Prime Minister Narendra Modi on Wednesday while delivering his speech in Lok Sabha on Motion of Thanks on the President's address spoke extensively about the new farm reforms and emphasized its need in the present times even when farmers are continuing their protest against the new reforms, demanding they should be repealed. PM Modi also hit out at the Congress party that is opposing the new laws saying it is such a confused party that its Rajya Sabha and Lok Sabha members, both think different. Such a confused party can neither benefit itself nor the country. Speaking on the new laws, the Prime Minister said we can't remain satisfied anymore by just maintaining the status quo, advocating that change is necessary for development, path forward.
PM Modi speaks on farm reforms, shatters opposition in LS | Top Points
- As the farmers' protest against three contentious farm laws entered its 77th day on Wednesday, PM Modi invited them to resolve their issues through discussion with the government, clarifying that these acts are "optional and not compulsory".
- PM Modi said that the government respects the farmers and will always honour them in future too.
- He appealed the farmers to avoid rumours being spread against the three farm laws as well as the Central government and discuss their issues without hesitation to break the deadlock persisting even after several rounds of talks between the two sides.
- The Prime Minister assured thousands of farmers sitting on agitation at different Delhi borders since November 26 that the government would give utmost respect to their logical suggestions and accept those which would be in their benefit.
- Stressing that these laws were passed by the Parliament as reforming the agriculture sector was the need of the hour, the prime minister asked if they had snatched the benefits which the farmers were getting earlier.
- "There is no restriction on anyone. These laws do not create obstacles in the growth of farmers. These laws are optional, not compulsory. These acts neither stopped old 'Mandis' nor affected purchase of produce on Minimum Support Price (MSP)."
- The Prime Minister said that the government had held various rounds of dialogue with the farmers even before they reached Delhi where they are agitating for withdrawal of these laws terming them as "black laws" and "anti-farmer laws".
- "We are still ready to hold further rounds of talks with the farmers with open heart and take their suggestions on these three farm laws," Modi said.
- Reiterating that "neither any 'mandis' closed nor purchase on MSP ended after these laws were passed," the Prime Minister said in contrast, the government has made provisions to increase the number of mandis in this budget and the purchase on MSP has also increased compared to previous years.
PM Modi bursts out at opposition
The opposition created a ruckus when the Prime Minister was delivering his speech with Congress floor leader Adhir Ranjan Chowdhury repeatedly disrupting his address, and Modi said that this "uproar is an attempt under pre-decided strategy".
"It will not help you (Congress) in gaining support of people.
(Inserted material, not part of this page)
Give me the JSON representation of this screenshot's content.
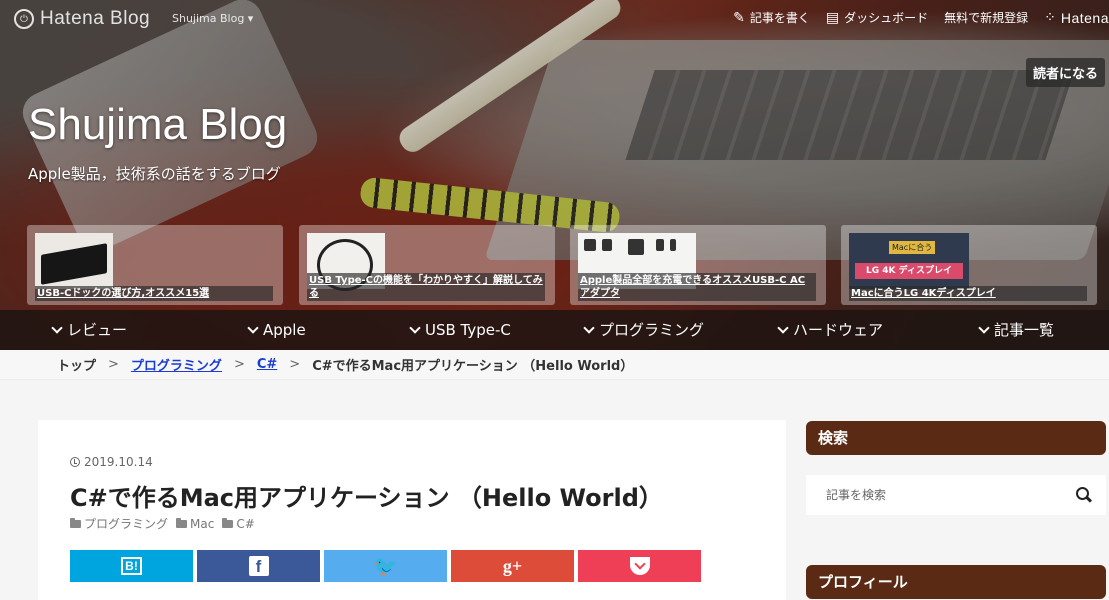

Farm reforms are very important. It is necessary. Congress members should have discussed on content and intent of these farm laws, they should not misguide farmers and spread rumours."
Dubbing Congress a "confused party', the Prime Minister claimed that "neither this party can do good for itself nor to the country".
He said that its members in Rajya Sabha participated in a fair debate and in Lok Sabha, they have a different opinion.
Taking on Congress's comment as to who had demanded the three farm laws, the Prime Minister said several reforms have already been done in the country without any demand and these were only done for the welfare of the citizens.
From anti-dowry law, child marriage, right of property to daughters, right to education, Swachhata scheme, 'Har Ghar Shauchalya' (toilet for every household) scheme to Ayushman Bharat scheme, the Prime Minister said all those steps were taken without any demand because his government does not want to make citizens "yachak" (seekers), but "we want them to give their rights to improve their confidence".
"That time has gone when the citizens had to make demands to get anything."
Modi also accused the Opposition of taking a U-turn on farm laws, saying that Nationalist Congress Party Chief Sharad Pawar, who was the Agriculture Minister in Dr Manmohan Singh's government, and other Congress members had earlier supported agriculture reforms. "Now, the Congress wants to misguide people," he said.